2. Complete the AOC legal form Application to Vacate and Expunge Felony Conviction and file the form with the Office of the Circuit Court Clerk in the county where the conviction occurred. Attorneys may also eFile felony expungement motions.
- Attach the expungement certification to the motion and pay the filing fee.
- On the application, list any agencies that may have records pertaining to the arrest, charges or conviction.
3. If the prosecutor objects to the expungement within 60 days, the court will schedule a hearing and the circuit court clerk will send notice of the hearing.
4. If the prosecutor does not object, the court may issue an order without a hearing.
5. If the judge grants the application, upon full payment of the filing fee, the court will order expungement of the records. The court and all agencies will expunge their records so that information does not appear on official state-performed background checks.
The total fee for a felony expungement is $300. A $50 non-refundable filing fee is due at the time the application is filed. If the application is granted, the defendant must pay an expungement fee of $250, which can be made in installment payments. The expungement cannot be completed until the full $250 has been paid.
An expungement certification (a criminal record reportto indicate what records are eligible to be expunged) is required to be filed along with the motion. The cost for an expungement certification is $40.
Effect of the Expungement
Upon entry of an order vacating and dismissing charges, the original conviction shall be vacated and dismissed. Upon full payment of the expungement fee, the record shall be expunged.
Upon completion of the expungement, the court and other agencies shall cause records to be deleted or removed from their computer systems so that the matter shall not appear on official state-performed background checks. The court and other agencies shall reply to any inquiry that no record exists on the matter. The person whose record is expunged shall not have to disclose the fact of the record or any matter relating thereto on an application for employment, credit or other type of application. If the person is not prohibited from voting for any other reason, the person’s ability to vote shall be restored and the person may register to vote.
An order vacating a conviction under this section shall not extend or revive an expired statute of limitations, shall not constitute a finding of legal error regarding the proceedings leading to or resulting in the conviction, shall not nullify any findings of fact or conclusions of law made by the trial court or any appellate court regarding the conviction and shall not constitute a finding of innocence regarding the conviction. KRS 431.073.
Information regarding the expungement order shall be retained by the Administrative Office of the Courts and will be accessible for the purpose of preparing an expungement eligibility certificate. The prosecutor is permitted to retain a nonpublic record for law enforcement purposes only.

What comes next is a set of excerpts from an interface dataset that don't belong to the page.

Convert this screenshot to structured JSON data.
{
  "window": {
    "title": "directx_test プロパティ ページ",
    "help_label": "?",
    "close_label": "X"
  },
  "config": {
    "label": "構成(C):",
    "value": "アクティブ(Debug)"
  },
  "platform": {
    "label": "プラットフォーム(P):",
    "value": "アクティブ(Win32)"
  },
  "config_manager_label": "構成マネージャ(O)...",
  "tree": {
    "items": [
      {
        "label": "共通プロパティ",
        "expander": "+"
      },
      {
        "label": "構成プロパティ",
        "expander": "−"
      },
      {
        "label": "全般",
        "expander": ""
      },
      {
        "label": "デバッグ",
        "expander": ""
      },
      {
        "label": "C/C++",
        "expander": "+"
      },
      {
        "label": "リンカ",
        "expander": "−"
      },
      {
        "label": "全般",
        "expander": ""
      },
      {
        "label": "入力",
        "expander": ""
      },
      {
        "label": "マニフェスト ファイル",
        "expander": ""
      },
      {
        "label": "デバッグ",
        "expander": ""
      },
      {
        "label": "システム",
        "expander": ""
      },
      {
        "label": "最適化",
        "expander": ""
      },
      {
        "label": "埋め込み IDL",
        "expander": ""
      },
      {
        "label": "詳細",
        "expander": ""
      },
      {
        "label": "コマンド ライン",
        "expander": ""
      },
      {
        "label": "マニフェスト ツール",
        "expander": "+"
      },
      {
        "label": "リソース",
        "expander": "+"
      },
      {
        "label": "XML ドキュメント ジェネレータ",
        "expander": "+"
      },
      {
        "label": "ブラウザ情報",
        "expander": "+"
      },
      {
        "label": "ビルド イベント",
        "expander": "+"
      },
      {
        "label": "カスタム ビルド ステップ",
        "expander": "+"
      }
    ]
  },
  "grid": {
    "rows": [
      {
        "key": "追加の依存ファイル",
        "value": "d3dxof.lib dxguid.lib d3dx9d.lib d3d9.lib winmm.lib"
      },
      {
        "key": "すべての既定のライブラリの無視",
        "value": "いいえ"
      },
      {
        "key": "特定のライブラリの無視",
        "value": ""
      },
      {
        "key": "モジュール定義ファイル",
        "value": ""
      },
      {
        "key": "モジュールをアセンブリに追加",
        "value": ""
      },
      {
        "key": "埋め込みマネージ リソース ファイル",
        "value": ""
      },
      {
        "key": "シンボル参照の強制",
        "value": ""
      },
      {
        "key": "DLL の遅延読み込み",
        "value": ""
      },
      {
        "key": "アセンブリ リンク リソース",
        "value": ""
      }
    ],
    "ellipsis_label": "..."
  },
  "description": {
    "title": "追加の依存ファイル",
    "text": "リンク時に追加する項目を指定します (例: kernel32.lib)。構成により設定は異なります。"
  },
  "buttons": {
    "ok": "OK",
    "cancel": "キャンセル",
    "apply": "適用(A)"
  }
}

Defendants Charged With a Felony But Not Indicted
KRS 431.076 permits the expungement of felony charges originally filed in District Court that have not resulted in an indictment by the grand jury. The expungement petition, AOC-497.2, may be filed no sooner than 12 months following the date of the District Court decision to hold the matter to the grand jury. There is no filing fee for a petition to expunge felony charges not resulting in indictment.
Defendants Who Have Been Pardoned
A person who has been granted a full pardon may file to have a felony conviction vacated and expunged. The conviction does not have to be one of the offenses listed on the right.